+++ DATA RECORDS

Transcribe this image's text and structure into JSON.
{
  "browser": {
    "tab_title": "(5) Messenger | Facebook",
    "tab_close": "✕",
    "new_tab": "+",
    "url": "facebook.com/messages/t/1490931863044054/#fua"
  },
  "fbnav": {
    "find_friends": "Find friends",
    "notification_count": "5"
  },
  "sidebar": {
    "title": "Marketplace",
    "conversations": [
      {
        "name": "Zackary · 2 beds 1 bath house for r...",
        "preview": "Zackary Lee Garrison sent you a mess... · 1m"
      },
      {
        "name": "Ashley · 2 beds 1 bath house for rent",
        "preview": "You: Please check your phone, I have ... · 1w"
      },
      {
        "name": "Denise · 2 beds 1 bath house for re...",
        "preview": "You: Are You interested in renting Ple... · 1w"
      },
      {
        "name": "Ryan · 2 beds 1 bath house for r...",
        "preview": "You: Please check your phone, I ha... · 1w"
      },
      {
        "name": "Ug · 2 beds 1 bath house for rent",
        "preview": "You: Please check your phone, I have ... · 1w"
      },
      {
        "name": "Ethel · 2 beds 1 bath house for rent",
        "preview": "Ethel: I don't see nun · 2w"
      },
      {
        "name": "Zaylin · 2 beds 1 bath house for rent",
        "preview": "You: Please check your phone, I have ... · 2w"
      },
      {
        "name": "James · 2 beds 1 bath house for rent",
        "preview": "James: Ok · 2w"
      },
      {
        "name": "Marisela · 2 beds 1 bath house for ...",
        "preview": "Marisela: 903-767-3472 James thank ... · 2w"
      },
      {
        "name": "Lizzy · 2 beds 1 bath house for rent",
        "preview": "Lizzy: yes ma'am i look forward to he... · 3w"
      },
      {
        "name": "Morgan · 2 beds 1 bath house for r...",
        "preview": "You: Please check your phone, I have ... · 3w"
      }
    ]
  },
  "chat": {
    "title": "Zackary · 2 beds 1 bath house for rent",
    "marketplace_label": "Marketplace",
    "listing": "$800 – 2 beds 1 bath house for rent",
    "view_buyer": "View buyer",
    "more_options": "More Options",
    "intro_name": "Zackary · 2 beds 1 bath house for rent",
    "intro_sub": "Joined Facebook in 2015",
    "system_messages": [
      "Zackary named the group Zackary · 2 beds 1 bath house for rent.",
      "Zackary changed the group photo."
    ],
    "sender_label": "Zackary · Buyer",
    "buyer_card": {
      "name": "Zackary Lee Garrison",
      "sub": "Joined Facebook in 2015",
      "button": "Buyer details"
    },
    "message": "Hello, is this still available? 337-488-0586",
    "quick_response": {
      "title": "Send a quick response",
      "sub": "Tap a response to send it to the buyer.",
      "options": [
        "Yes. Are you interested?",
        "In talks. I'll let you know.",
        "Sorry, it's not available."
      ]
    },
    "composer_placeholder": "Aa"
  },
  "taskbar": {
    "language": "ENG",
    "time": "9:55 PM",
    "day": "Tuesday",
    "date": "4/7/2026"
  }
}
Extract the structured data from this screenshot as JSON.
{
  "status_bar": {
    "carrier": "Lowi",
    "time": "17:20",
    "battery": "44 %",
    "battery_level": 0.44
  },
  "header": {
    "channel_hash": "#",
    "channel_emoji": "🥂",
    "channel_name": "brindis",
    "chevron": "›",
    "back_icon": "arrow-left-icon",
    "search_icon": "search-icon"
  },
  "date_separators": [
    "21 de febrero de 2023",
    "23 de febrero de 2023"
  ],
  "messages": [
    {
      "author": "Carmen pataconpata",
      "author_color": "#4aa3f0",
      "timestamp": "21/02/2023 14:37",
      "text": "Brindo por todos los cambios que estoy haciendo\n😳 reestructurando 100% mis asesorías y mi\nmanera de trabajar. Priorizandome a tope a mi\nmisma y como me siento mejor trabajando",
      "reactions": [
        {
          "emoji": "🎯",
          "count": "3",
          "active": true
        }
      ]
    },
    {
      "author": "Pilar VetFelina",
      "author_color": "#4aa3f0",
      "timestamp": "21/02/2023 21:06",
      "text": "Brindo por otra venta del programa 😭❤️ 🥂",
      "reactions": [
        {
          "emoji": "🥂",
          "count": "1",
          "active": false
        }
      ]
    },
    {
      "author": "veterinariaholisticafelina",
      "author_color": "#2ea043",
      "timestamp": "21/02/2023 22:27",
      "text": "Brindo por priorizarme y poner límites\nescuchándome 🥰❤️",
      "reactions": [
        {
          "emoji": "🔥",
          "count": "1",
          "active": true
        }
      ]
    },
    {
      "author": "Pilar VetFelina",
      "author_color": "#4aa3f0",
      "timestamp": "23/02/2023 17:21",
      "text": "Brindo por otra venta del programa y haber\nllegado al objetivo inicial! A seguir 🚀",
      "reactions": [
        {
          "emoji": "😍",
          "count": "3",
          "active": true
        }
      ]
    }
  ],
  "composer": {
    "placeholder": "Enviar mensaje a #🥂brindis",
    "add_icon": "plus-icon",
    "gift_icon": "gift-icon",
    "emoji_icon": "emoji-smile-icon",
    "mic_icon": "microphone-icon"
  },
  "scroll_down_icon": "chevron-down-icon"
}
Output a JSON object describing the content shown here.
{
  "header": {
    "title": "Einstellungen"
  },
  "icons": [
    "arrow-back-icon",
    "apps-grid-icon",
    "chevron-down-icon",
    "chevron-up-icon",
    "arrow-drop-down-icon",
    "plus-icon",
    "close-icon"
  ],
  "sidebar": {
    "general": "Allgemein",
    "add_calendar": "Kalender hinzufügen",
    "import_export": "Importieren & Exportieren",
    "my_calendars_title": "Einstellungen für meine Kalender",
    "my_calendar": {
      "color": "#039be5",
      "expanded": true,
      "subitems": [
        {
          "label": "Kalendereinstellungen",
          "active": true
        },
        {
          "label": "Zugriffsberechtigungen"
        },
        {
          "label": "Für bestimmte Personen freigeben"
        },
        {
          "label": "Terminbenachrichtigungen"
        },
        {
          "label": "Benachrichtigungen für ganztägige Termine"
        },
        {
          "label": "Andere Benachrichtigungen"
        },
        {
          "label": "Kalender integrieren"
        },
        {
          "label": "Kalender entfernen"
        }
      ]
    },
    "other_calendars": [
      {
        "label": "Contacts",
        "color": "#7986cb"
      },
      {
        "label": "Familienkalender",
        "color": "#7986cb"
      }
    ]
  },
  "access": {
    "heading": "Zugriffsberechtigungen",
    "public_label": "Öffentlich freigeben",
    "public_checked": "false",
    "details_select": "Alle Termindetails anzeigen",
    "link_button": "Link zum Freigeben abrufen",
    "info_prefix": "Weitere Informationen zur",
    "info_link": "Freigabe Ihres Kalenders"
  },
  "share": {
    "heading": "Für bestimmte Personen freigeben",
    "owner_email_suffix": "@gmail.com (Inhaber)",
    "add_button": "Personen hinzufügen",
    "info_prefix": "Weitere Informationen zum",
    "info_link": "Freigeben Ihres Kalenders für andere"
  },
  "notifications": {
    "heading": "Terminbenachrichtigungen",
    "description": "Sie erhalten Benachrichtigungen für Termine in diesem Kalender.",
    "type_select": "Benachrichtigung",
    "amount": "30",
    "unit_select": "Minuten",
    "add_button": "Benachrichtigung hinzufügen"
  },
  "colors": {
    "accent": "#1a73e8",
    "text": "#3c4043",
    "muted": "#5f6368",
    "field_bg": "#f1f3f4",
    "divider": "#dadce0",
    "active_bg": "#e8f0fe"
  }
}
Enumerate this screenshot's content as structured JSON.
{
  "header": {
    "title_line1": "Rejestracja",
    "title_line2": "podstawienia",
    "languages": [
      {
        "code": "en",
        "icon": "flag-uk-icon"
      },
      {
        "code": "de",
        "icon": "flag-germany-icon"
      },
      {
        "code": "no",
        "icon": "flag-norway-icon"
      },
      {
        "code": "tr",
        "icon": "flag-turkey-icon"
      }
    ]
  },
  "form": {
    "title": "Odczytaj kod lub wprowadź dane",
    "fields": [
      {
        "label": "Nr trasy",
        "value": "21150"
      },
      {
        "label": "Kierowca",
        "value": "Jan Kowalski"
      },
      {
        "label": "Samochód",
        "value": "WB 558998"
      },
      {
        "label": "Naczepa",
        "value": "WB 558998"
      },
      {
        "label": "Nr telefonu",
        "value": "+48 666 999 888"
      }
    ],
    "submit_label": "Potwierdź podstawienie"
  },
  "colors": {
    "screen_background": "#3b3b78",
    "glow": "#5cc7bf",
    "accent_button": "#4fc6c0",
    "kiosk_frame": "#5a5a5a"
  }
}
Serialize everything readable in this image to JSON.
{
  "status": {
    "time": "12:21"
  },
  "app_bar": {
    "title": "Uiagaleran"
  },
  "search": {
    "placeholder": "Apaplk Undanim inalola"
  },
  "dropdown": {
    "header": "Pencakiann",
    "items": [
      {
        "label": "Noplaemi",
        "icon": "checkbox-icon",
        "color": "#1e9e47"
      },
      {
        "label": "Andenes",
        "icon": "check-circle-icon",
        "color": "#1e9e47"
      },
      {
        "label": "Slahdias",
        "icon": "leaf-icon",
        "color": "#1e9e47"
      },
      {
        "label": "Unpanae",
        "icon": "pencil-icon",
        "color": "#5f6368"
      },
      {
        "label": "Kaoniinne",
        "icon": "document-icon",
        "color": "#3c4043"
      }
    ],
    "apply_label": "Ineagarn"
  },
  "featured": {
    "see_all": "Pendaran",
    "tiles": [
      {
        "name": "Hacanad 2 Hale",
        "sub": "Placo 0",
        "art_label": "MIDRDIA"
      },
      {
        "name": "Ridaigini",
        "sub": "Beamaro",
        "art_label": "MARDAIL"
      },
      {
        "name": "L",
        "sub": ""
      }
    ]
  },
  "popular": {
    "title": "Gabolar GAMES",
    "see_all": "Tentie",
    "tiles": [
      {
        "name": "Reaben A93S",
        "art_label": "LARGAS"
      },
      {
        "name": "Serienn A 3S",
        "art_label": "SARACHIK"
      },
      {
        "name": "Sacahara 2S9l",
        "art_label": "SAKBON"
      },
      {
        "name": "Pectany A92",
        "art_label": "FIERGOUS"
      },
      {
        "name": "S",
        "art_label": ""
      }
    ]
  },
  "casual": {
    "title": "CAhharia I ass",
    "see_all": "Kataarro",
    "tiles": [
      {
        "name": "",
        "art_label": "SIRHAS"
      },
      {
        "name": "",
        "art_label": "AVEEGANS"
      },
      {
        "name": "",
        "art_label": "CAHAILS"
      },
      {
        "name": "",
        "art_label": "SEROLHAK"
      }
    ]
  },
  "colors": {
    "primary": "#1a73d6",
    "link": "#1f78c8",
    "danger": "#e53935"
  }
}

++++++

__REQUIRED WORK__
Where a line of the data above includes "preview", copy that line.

__COMPLETED TASK__
        "preview": "Zackary Lee Garrison sent you a mess... · 1m"
        "preview": "You: Please check your phone, I have ... · 1w"
        "preview": "You: Are You interested in renting Ple... · 1w"
        "preview": "You: Please check your phone, I ha... · 1w"
        "preview": "You: Please check your phone, I have ... · 1w"
        "preview": "Ethel: I don't see nun · 2w"
        "preview": "You: Please check your phone, I have ... · 2w"
        "preview": "James: Ok · 2w"
        "preview": "Marisela: 903-767-3472 James thank ... · 2w"
        "preview": "Lizzy: yes ma'am i look forward to he... · 3w"
        "preview": "You: Please check your phone, I have ... · 3w"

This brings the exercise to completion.